By Chris Fairbairn
April 6, 2017 - Our energy-intensive industries still rely on coal, even to make wind-turbine components, yet the UK relies heavily on imports. Chris Fairbairn echoes a Scottish MP's calls to look to domestic sources instead.
Coal continues to be required for steel and other vital industries, such as food production, and the manufacture of cement, patent-fuel such as smokeless briquettes, and carbon-fibre products.
In the past ten years, around 10 million tonnes of coal per annum has been needed in the UK for non-electricity generation purposes. Meanwhile around 3-15% of the UK’s electricity needs comes from coal-fired power stations. Unabated coal-fired power stations are due to come offline by 2025 under government plans. Meanwhile, the UK is a big importer of coal.

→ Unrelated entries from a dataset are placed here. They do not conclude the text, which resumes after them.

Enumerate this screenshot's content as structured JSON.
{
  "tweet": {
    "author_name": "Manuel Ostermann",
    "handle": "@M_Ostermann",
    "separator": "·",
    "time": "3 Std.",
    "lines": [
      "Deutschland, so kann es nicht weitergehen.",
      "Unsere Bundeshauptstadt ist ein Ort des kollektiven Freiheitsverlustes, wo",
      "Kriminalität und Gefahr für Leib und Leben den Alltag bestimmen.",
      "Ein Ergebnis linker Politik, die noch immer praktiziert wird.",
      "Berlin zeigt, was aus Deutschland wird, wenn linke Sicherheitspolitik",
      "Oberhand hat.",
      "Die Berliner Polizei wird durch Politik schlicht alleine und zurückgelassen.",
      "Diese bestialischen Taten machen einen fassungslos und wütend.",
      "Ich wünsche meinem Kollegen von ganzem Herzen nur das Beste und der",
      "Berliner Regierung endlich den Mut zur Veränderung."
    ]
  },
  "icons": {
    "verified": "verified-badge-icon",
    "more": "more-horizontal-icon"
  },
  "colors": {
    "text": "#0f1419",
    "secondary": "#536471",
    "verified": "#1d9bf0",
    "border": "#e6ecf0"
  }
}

On a visit to Banks Mining’s Rusha surface mine in West Lothian earlier this year, the SNP’s House of Commons spokeswoman for small business, enterprise and innovation, Hannah Bardell, urged the rest of the UK to seek more "joined up" thinking with Scotland. She was prompted by a welcome sign of recovery in the steel industry and coal’s pivotal place on the industrial landscape.
The focus of her renewed optimism for the resurgence of the steel industry north of the border was the reopening of the Dalzell plant in Motherwell, which could throw up more opportunities for the remaining parts of the Scottish and UK coal industry.
The SNP MP for Livingston stressed the need to support the coal industry, and for UK coal to play a direct role in the continued transition towards a low-carbon economy powered by renewable energy and technologies such as carbon capture.
Bardell insisted Scotland was committed to a low-carbon economy, yet the UK continues to import coal on a vast scale. All the coal Scotland now needed, she explained, was imported from England or Wales.
"But the vast majority — around 70%, comes from much further afield; from Colombia, Russia, the USA and Australia. Similarly the UK as a whole currently imports over 70% of the coal it needs to generate electricity and manufacture iron, steel and cement et al from Colombia, Russia, the USA and Australia," she said
"It makes far greater sense to support Scottish and UK jobs, to provide a secure domestic supply of coal through mining indigenous coal reserves and delivering regional environmental and conservation enhancements, rather than relying on imports of coal and gas from potentially-unstable overseas markets that are thousands of miles distant," Bardell added.
"It isn’t just traditional manufacturing that represents a market for UK mined coal: As I understand it a good proportion of the rolled steel that the Dalzell Plant in Motherwell is now producing is to be used in the manufacture of tower sections for onshore and offshore wind turbines," the MP said. "This is a very real example of how coal is a vital bridge to the low carbon economy."
The Rusha surface mine, near Breich, is operated by Hamilton-based Banks Mining. Coal extraction was suspended at Rusha in 2016 following the closure of Longannet, Scotland’s last coal-fired power station at the end of March 2016. The family firm is now restoring the Rusha site to a mix of woodland and grazing land to reflect how the land was used prior to coal extraction.
Positive news followed the postponement of coaling at Rusha in July 2016, as Banks Mining was awarded a contract by East Ayrshire Council and the Scottish Mines Restoration Trust to restore a former surface coal mine at Ponesk near Muirkirk. As a result, all staff at the Rusha site were given the opportunity to move, with opportunities to remain on site at Rusha during the various phases of the extensive restoration process.
During her visit Bardell insisted the legacy of our mining industry must be properly looked after by restoring mines and ensuring the interests of Scottish workers are protected.
This echoed the thoughts of Banks Mining operations director Jim Donnelly, who said as a family firm, continuity of employment for the workforce was very important. Since 2012 when operations on site at Rusha started, Banks Mining estimates the site has contributed more than £5m to the local economy each year, through wages and other supply chain contributions.
The Rusha Surface Coal Mine Community Fund was set up in 2012 also to support local community groups and voluntary organisations.
Restoration: Picking Up The Pieces
Political praise at another Banks’ coal mine came from Labour peer Lord Foulkes of Cumnock and two SNP members, Alan Brown and Jeane Freeman. Ponesk surface mine in East Ayrshire was abandoned in early 2013, with restoration starting in July 2016.
Landscaping and restoration of the site, designed to optimise the future use by the community, with public accessibility and the protection of wildlife habitats, was originally expected to be completed by early summer 2018. But it is now anticipated the site will be completed ahead of schedule.
Lord Foulkes said: "Following the demise of Scottish Coal, a number of surface mines sites were abandoned in East Ayrshire and elsewhere in Scotland. Some were left not only in an unattractive state, but in a dangerous one. Politicians of all sides have been very concerned about this for some years. Banks Mining is working with the Scottish Mines Restoration Trust to make safe and restore the Ponesk site."
Freeman added: "When the restoration is completed, the site will have a range of new wildlife habitats and accessible paths."